U.S. will allow China’s ZTE to get back in business after paying $1.4 billion fine
The U.S. reached a deal that will allow ZTE Corp. to get back in business after the Chinese telecommunications company pays a record fine and agrees to management changes, eliminating a key sticking point as the two countries try to avert a trade war.
“We still retain the power to shut them down again,” Commerce Secretary Wilbur Ross said Thursday in an interview on CNBC. He said the Commerce Department’s $1.4-billion fine brings U.S. penalties last year and this year to $2.3 billion.
The agreement signals that China is likely to quickly approve the $43-billion acquisition of NXP Semiconductors by Qualcomm Inc. of San Diego, a deal that has been pending for 18 months. Shares in NXP closed up 4.9% to $120.07; Qualcomm rose 1.3% to $60.64.
The United States blocked ZTE’s access to U.S. suppliers in April, saying the company violated a 2017 sanctions settlement related to trading with Iran and North Korea and then lied about the violations. The company announced it was shutting down just weeks after the ban was announced.
Under the deal, the ban is suspended for 10 years and can be activated by the Commerce Department should the company commit additional violations during that decadelong “probationary period,” the department said in a statement announcing the agreement.
Ross said the U.S. would install its “own compliance people” to monitor the company, and shareholders will bring in a new board and management.

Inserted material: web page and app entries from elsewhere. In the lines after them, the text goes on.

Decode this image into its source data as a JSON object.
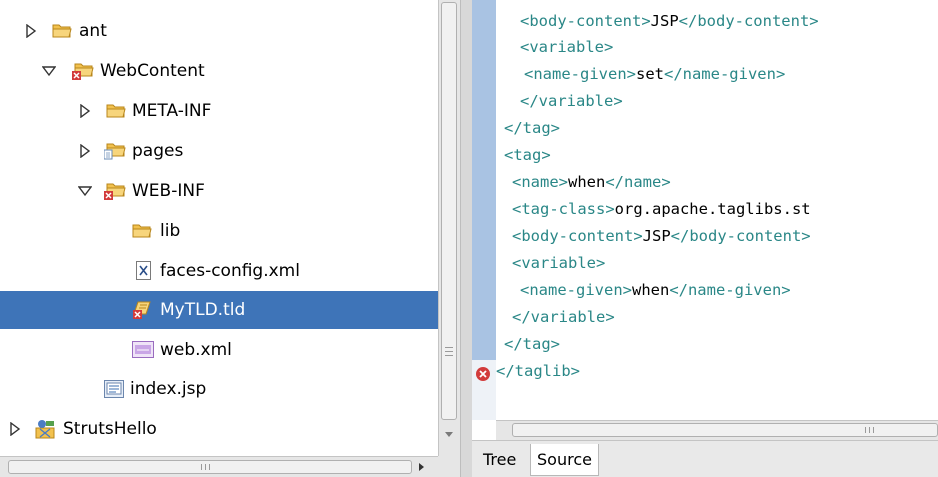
{
  "tree": {
    "items": [
      {
        "label": "ant",
        "icon": "folder-icon",
        "twisty": "collapsed"
      },
      {
        "label": "WebContent",
        "icon": "folder-error-icon",
        "twisty": "expanded"
      },
      {
        "label": "META-INF",
        "icon": "folder-icon",
        "twisty": "collapsed"
      },
      {
        "label": "pages",
        "icon": "folder-pages-icon",
        "twisty": "collapsed"
      },
      {
        "label": "WEB-INF",
        "icon": "folder-error-icon",
        "twisty": "expanded"
      },
      {
        "label": "lib",
        "icon": "folder-icon",
        "twisty": "none"
      },
      {
        "label": "faces-config.xml",
        "icon": "xml-file-icon",
        "twisty": "none"
      },
      {
        "label": "MyTLD.tld",
        "icon": "tld-error-icon",
        "twisty": "none",
        "selected": true
      },
      {
        "label": "web.xml",
        "icon": "web-xml-icon",
        "twisty": "none"
      },
      {
        "label": "index.jsp",
        "icon": "jsp-file-icon",
        "twisty": "none"
      },
      {
        "label": "StrutsHello",
        "icon": "project-icon",
        "twisty": "collapsed"
      }
    ]
  },
  "editor": {
    "code_lines": [
      {
        "open": "<body-content>",
        "text": "JSP",
        "close": "</body-content>"
      },
      {
        "open": "<variable>",
        "text": "",
        "close": ""
      },
      {
        "open": "<name-given>",
        "text": "set",
        "close": "</name-given>"
      },
      {
        "open": "</variable>",
        "text": "",
        "close": ""
      },
      {
        "open": "</tag>",
        "text": "",
        "close": ""
      },
      {
        "open": "<tag>",
        "text": "",
        "close": ""
      },
      {
        "open": "<name>",
        "text": "when",
        "close": "</name>"
      },
      {
        "open": "<tag-class>",
        "text": "org.apache.taglibs.st",
        "close": ""
      },
      {
        "open": "<body-content>",
        "text": "JSP",
        "close": "</body-content>"
      },
      {
        "open": "<variable>",
        "text": "",
        "close": ""
      },
      {
        "open": "<name-given>",
        "text": "when",
        "close": "</name-given>"
      },
      {
        "open": "</variable>",
        "text": "",
        "close": ""
      },
      {
        "open": "</tag>",
        "text": "",
        "close": ""
      },
      {
        "open": "</taglib>",
        "text": "",
        "close": ""
      }
    ],
    "tabs": [
      {
        "label": "Tree",
        "active": false
      },
      {
        "label": "Source",
        "active": true
      }
    ],
    "error_marker": "error-icon"
  },
  "colors": {
    "selection": "#3e74b8",
    "tag": "#2a8787",
    "gutter": "#a9c3e3",
    "folder": "#f2c14e",
    "error": "#d23b3b"
  }
}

An agreement that would allow the crippled company to reopen was seen as a key Chinese demand as the world’s two largest economies try to avoid a trade war that could undermine global growth. After a personal plea from Chinese President Xi Jinping to help the company get back into business, President Trump said last month that the initial fine on ZTE would lead to “too many jobs in China lost” and that he would direct Ross to “get it done.”
The U.S. also needs China’s help negotiating the denuclearization of North Korea ahead of a June 12 summit between Trump and North Korea’s Kim Jong Un.
Trump has threatened to slap tariffs on at least $50 billion in Chinese imports shortly after a final list of targets is published on June 15. China has vowed to retaliate on everything from U.S. soybeans to airplanes, and said it would abandon its commitments if the U.S. follows through on its tariff threat.
Members of Congress from both parties said they were concerned about the deal’s national security implications, and some have threatened to block any ZTE deal through legislation that could be part of the national defense spending bill.
“I assure you with 100% confidence that #ZTE is a much greater national security threat than steel from Argentina or Europe. #VeryBadDeal,” Sen. Marco Rubio (R-Fla.) said on Twitter after the administration’s announcement.
Senate Majority Whip John Cornyn (R-Texas) said national security was “front and center” of the ZTE deal, and added that replacing the board and requiring compliance officers “goes a long way to addressing some of my concerns about the national security implication.”
Sen. Ron Wyden (D-Ore.), ranking Democrat on the Senate Finance Committee with jurisdiction over trade, called the deal “a loser for American security and a loser for American workers.”
The U.S. government is also looking at limiting Chinese investment, and will report by the end of this month how it plans to tighten scrutiny of that. Treasury Secretary Steven T. Mnuchin wants to rely on legislation to tighten controls, instead of an executive move imposing sweeping new limits, according to three people familiar with the matter.
2:15 p.m.: This article was updated with additional comments from U.S. officials.
6:40 a.m.: This article was updated throughout with additional details on the deal and background on ZTE.
This article was originally published at 5:35 a.m.